Excerpts from an interface dataset:
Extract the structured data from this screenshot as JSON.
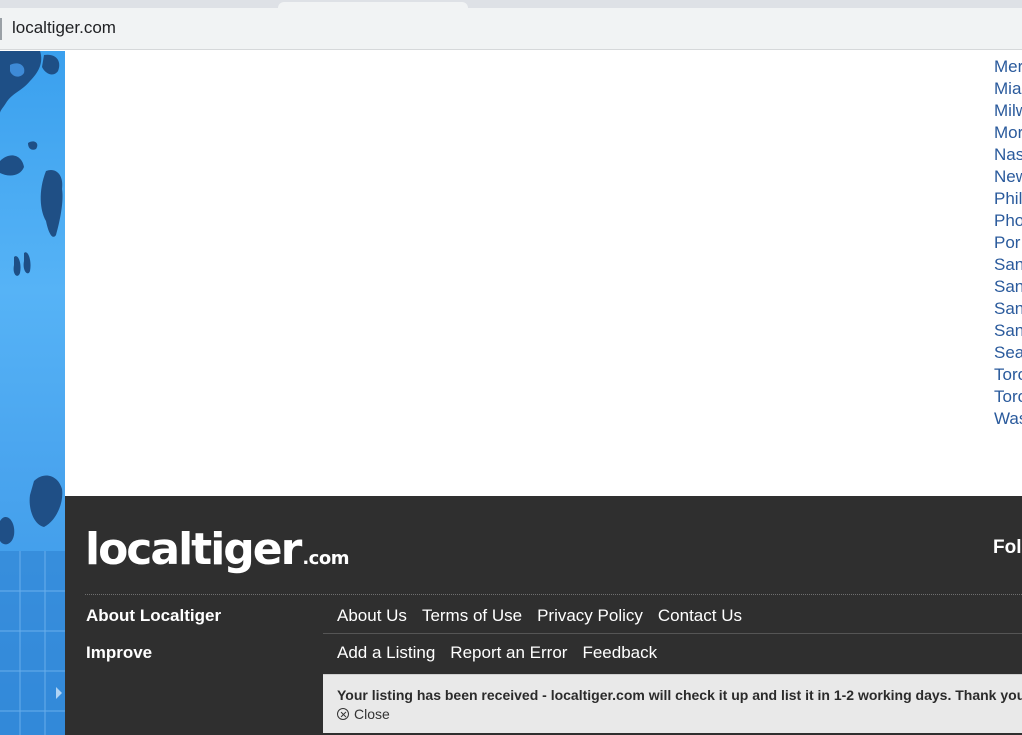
{
  "browser": {
    "url": "localtiger.com"
  },
  "cities": [
    "Mer",
    "Mia",
    "Milw",
    "Mor",
    "Nas",
    "New",
    "Phil",
    "Pho",
    "Por",
    "San",
    "San",
    "San",
    "San",
    "Sea",
    "Toro",
    "Toro",
    "Was"
  ],
  "footer": {
    "logo_name": "localtiger",
    "logo_tld": ".com",
    "follow_label": "Fol",
    "rows": [
      {
        "label": "About Localtiger",
        "links": [
          "About Us",
          "Terms of Use",
          "Privacy Policy",
          "Contact Us"
        ]
      },
      {
        "label": "Improve",
        "links": [
          "Add a Listing",
          "Report an Error",
          "Feedback"
        ]
      }
    ]
  },
  "notice": {
    "message": "Your listing has been received - localtiger.com will check it up and list it in 1-2 working days. Thank you!",
    "close_label": "Close",
    "close_icon": "close-circle-icon"
  },
  "colors": {
    "link_blue": "#2a5a9c",
    "footer_bg": "#2f2f2f",
    "map_blue": "#4aa5ef",
    "notice_bg": "#e9e9e9"
  }
}
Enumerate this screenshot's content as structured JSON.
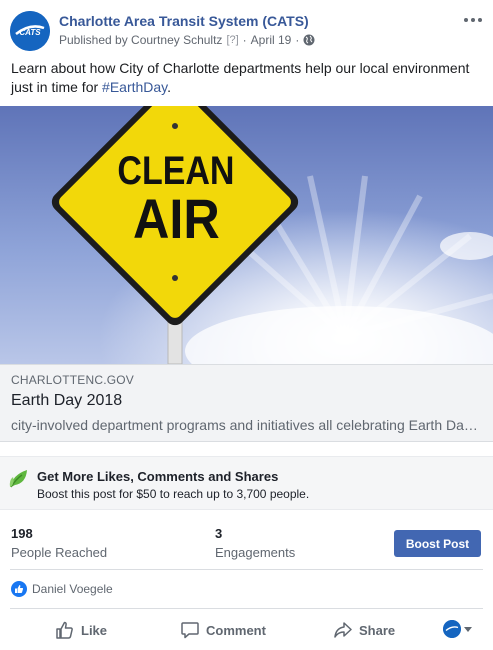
{
  "header": {
    "page_name": "Charlotte Area Transit System (CATS)",
    "published_by": "Published by Courtney Schultz",
    "help_marker": "[?]",
    "separator": "·",
    "date": "April 19",
    "separator2": "·",
    "avatar_text": "CATS"
  },
  "post": {
    "text": "Learn about how City of Charlotte departments help our local environment just in time for ",
    "hashtag": "#EarthDay",
    "text_end": "."
  },
  "preview": {
    "sign_line1": "CLEAN",
    "sign_line2": "AIR",
    "domain": "CHARLOTTENC.GOV",
    "title": "Earth Day 2018",
    "description": "city-involved department programs and initiatives all celebrating Earth Day and the promotion of a healthy environment"
  },
  "boost_promo": {
    "title": "Get More Likes, Comments and Shares",
    "subtitle": "Boost this post for $50 to reach up to 3,700 people."
  },
  "stats": {
    "reached_value": "198",
    "reached_label": "People Reached",
    "engagements_value": "3",
    "engagements_label": "Engagements",
    "boost_button": "Boost Post"
  },
  "reactions": {
    "liked_by": "Daniel Voegele"
  },
  "actions": {
    "like": "Like",
    "comment": "Comment",
    "share": "Share"
  },
  "colors": {
    "link_blue": "#385898",
    "boost_button": "#4267b2",
    "sign_yellow": "#f2d80a",
    "sky": "#8aa0d6"
  }
}
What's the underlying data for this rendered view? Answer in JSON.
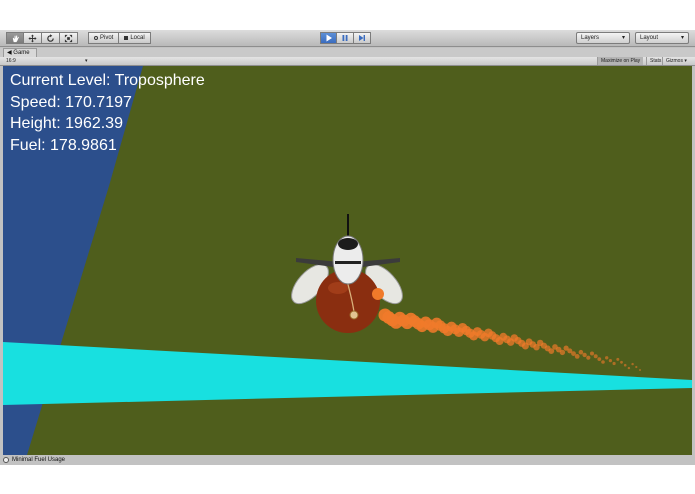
{
  "toolbar": {
    "tools": [
      {
        "name": "hand-tool-button",
        "icon": "hand-icon"
      },
      {
        "name": "move-tool-button",
        "icon": "move-icon"
      },
      {
        "name": "rotate-tool-button",
        "icon": "rotate-icon"
      },
      {
        "name": "scale-tool-button",
        "icon": "scale-icon"
      }
    ],
    "pivot_label": "Pivot",
    "local_label": "Local",
    "layers_label": "Layers",
    "layout_label": "Layout"
  },
  "game_view": {
    "tab_label": "Game",
    "aspect_label": "16:9",
    "maximize_label": "Maximize on Play",
    "stats_label": "Stats",
    "gizmos_label": "Gizmos"
  },
  "hud": {
    "level": "Current Level: Troposphere",
    "speed": "Speed: 170.7197",
    "height": "Height: 1962.39",
    "fuel": "Fuel: 178.9861"
  },
  "status_bar": {
    "message": "Minimal Fuel Usage"
  },
  "colors": {
    "ground": "#4f5e1c",
    "sky_plane": "#2c4f8c",
    "cyan_plane": "#18e0e0",
    "exhaust": "#f07a2a",
    "balloon": "#8a2e10",
    "play_active": "#3a6cbf"
  }
}
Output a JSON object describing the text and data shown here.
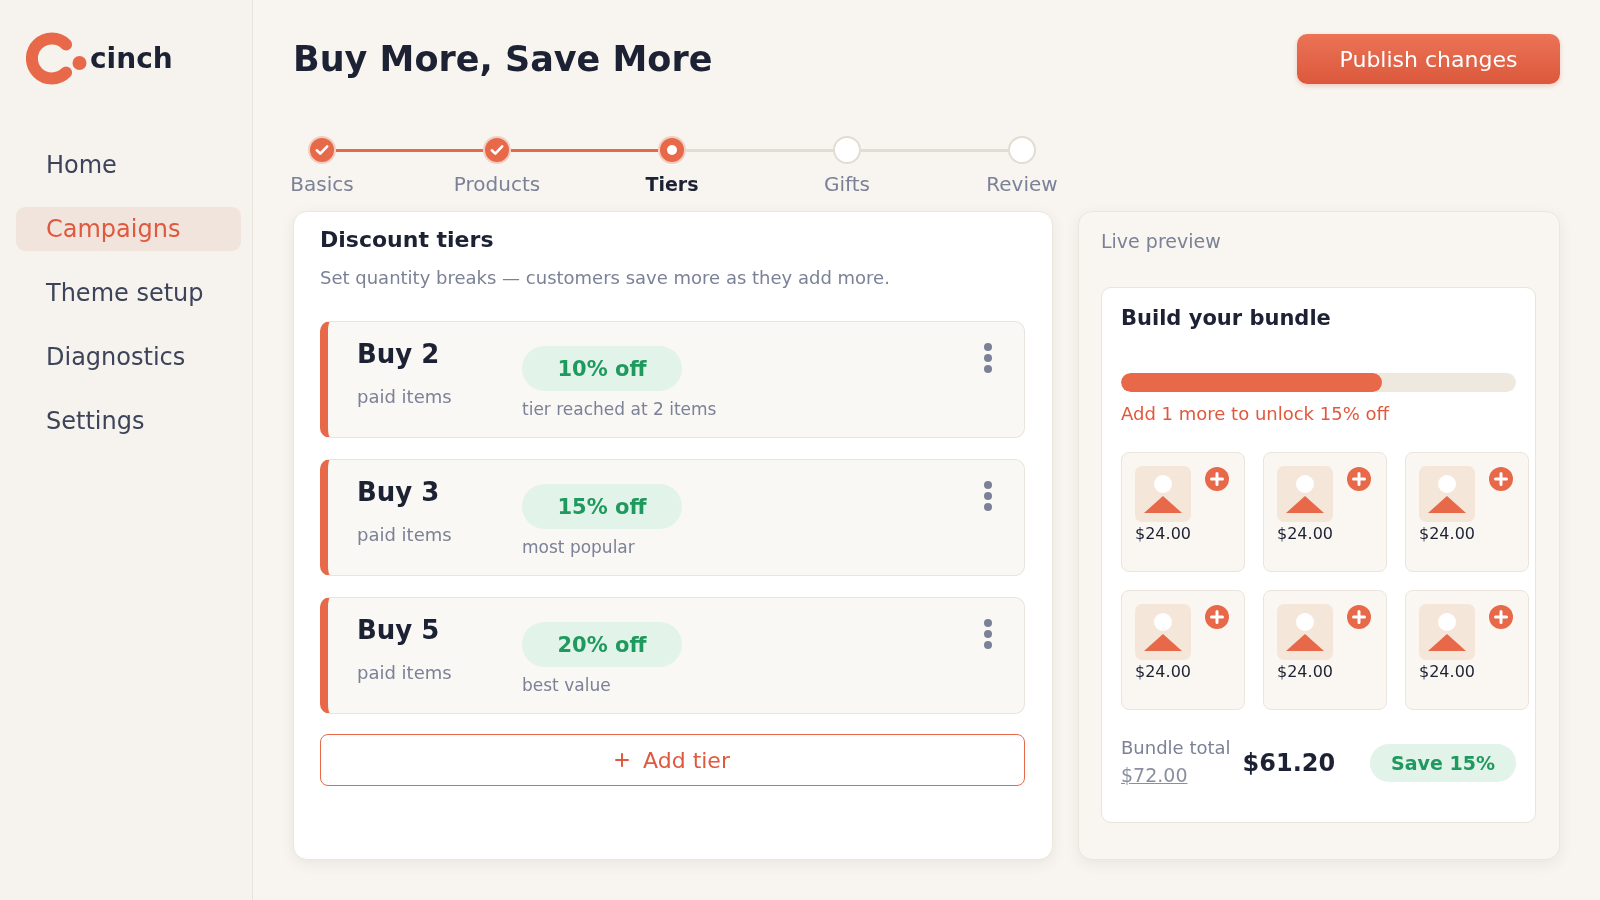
{
  "sidebar": {
    "logo": {
      "text": "cinch"
    },
    "items": [
      {
        "label": "Home",
        "selected": false
      },
      {
        "label": "Campaigns",
        "selected": true
      },
      {
        "label": "Theme setup",
        "selected": false
      },
      {
        "label": "Diagnostics",
        "selected": false
      },
      {
        "label": "Settings",
        "selected": false
      }
    ]
  },
  "header": {
    "title": "Buy More, Save More",
    "publish_button": {
      "label": "Publish changes"
    }
  },
  "stepper": {
    "steps": [
      {
        "label": "Basics",
        "completed": true,
        "selected": false
      },
      {
        "label": "Products",
        "completed": true,
        "selected": false
      },
      {
        "label": "Tiers",
        "completed": false,
        "selected": true
      },
      {
        "label": "Gifts",
        "completed": false,
        "selected": false
      },
      {
        "label": "Review",
        "completed": false,
        "selected": false
      }
    ]
  },
  "discount_tiers": {
    "title": "Discount tiers",
    "subtitle": "Set quantity breaks — customers save more as they add more.",
    "tiers": [
      {
        "quantity": "Buy 2",
        "unit": "paid items",
        "discount": "10% off",
        "note": "tier reached at 2 items"
      },
      {
        "quantity": "Buy 3",
        "unit": "paid items",
        "discount": "15% off",
        "note": "most popular"
      },
      {
        "quantity": "Buy 5",
        "unit": "paid items",
        "discount": "20% off",
        "note": "best value"
      }
    ],
    "add_button": {
      "label": "Add tier"
    }
  },
  "live_preview": {
    "title": "Live preview",
    "bundle": {
      "title": "Build your bundle",
      "progress": {
        "level": 0.66
      },
      "hint": "Add 1 more to unlock 15% off",
      "products": [
        {
          "price": "$24.00"
        },
        {
          "price": "$24.00"
        },
        {
          "price": "$24.00"
        },
        {
          "price": "$24.00"
        },
        {
          "price": "$24.00"
        },
        {
          "price": "$24.00"
        }
      ],
      "total_label": "Bundle total",
      "original_price": "$72.00",
      "total_price": "$61.20",
      "savings": "Save 15%"
    }
  }
}
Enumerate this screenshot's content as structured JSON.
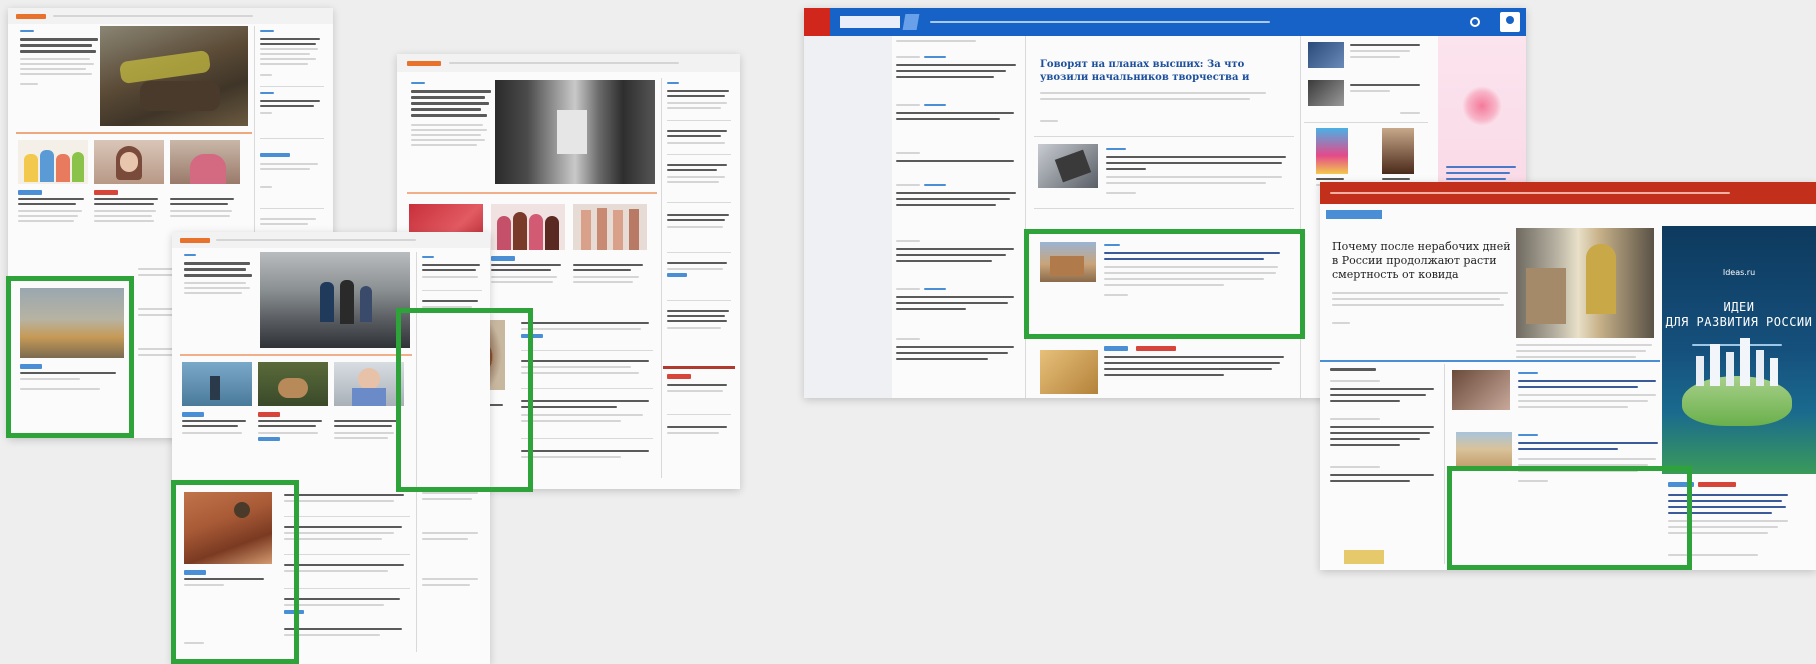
{
  "screens": [
    {
      "id": "s1"
    },
    {
      "id": "s2"
    },
    {
      "id": "s3"
    },
    {
      "id": "s4"
    },
    {
      "id": "s5"
    },
    {
      "id": "s6"
    }
  ],
  "colors": {
    "highlight": "#2ea33a",
    "brand_orange": "#e8712b",
    "brand_blue": "#1762c7",
    "brand_red": "#c2301c",
    "tag_blue": "#4a8fd6",
    "tag_red": "#d7443a"
  },
  "s5": {
    "headline": "Почему после нерабочих дней в России продолжают расти смертность от ковида",
    "ad_main": "ИДЕИ\nДЛЯ РАЗВИТИЯ РОССИИ",
    "ad_top": "Ideas.ru"
  },
  "s4": {
    "headline": "Говорят на планах высших: За что увозили начальников творчества и кто их сменил"
  }
}
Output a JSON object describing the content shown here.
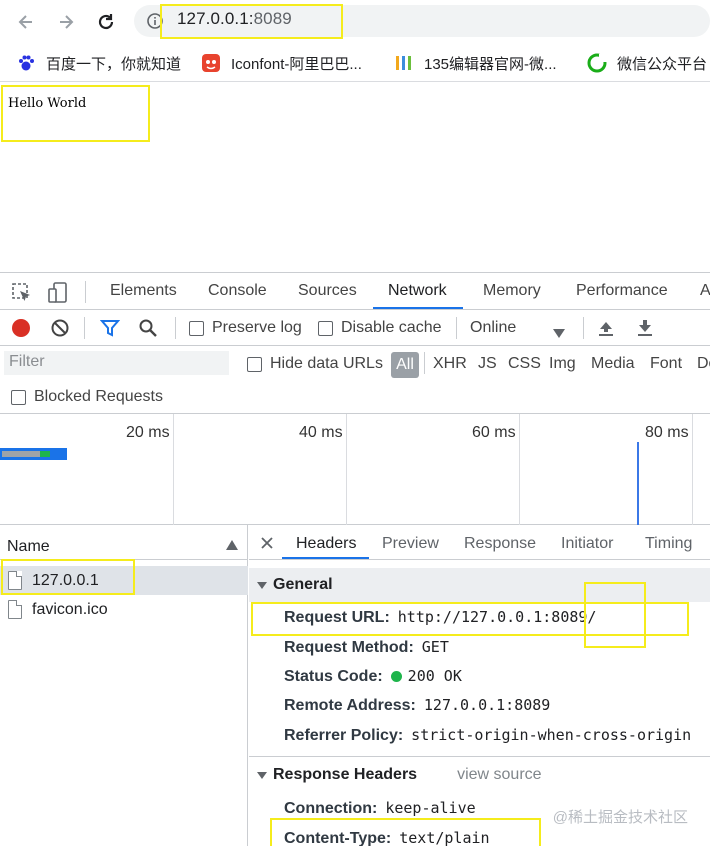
{
  "browser": {
    "url_host": "127.0.0.1:",
    "url_port": "8089",
    "bookmarks": [
      {
        "label": "百度一下，你就知道",
        "icon": "baidu-paw-icon"
      },
      {
        "label": "Iconfont-阿里巴巴...",
        "icon": "iconfont-icon"
      },
      {
        "label": "135编辑器官网-微...",
        "icon": "135-editor-icon"
      },
      {
        "label": "微信公众平台",
        "icon": "wechat-icon"
      }
    ]
  },
  "page": {
    "body_text": "Hello World"
  },
  "devtools": {
    "tabs": [
      "Elements",
      "Console",
      "Sources",
      "Network",
      "Memory",
      "Performance",
      "A"
    ],
    "active_tab": "Network",
    "toolbar": {
      "preserve_log": "Preserve log",
      "disable_cache": "Disable cache",
      "throttle": "Online"
    },
    "filter": {
      "placeholder": "Filter",
      "hide_data_urls": "Hide data URLs",
      "types": [
        "All",
        "XHR",
        "JS",
        "CSS",
        "Img",
        "Media",
        "Font",
        "Do"
      ],
      "blocked_requests": "Blocked Requests"
    },
    "timeline_ticks": [
      "20 ms",
      "40 ms",
      "60 ms",
      "80 ms"
    ],
    "name_column": "Name",
    "requests": [
      {
        "name": "127.0.0.1",
        "selected": true
      },
      {
        "name": "favicon.ico",
        "selected": false
      }
    ],
    "detail_tabs": [
      "Headers",
      "Preview",
      "Response",
      "Initiator",
      "Timing"
    ],
    "general": {
      "title": "General",
      "fields": [
        {
          "key": "Request URL:",
          "value": "http://127.0.0.1:8089/"
        },
        {
          "key": "Request Method:",
          "value": "GET"
        },
        {
          "key": "Status Code:",
          "value": "200 OK"
        },
        {
          "key": "Remote Address:",
          "value": "127.0.0.1:8089"
        },
        {
          "key": "Referrer Policy:",
          "value": "strict-origin-when-cross-origin"
        }
      ]
    },
    "response_headers": {
      "title": "Response Headers",
      "view_source": "view source",
      "fields": [
        {
          "key": "Connection:",
          "value": "keep-alive"
        },
        {
          "key": "Content-Type:",
          "value": "text/plain"
        }
      ]
    }
  },
  "watermark": "@稀土掘金技术社区",
  "colors": {
    "highlight": "#f5ec1c",
    "accent": "#1a73e8",
    "record": "#d93025",
    "status_ok": "#1eb44b"
  }
}
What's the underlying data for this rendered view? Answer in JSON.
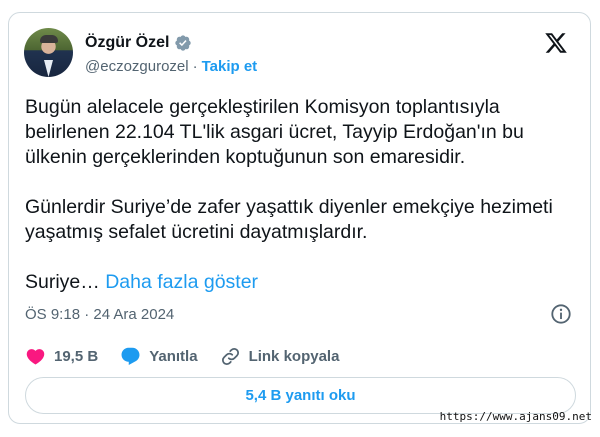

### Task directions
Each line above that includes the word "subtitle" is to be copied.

### Problem solution
    "subtitle": "Boost this post for $50 to reach up to 3,700 people."
    "subtitle": "Set quantity breaks — customers save more as they add more.",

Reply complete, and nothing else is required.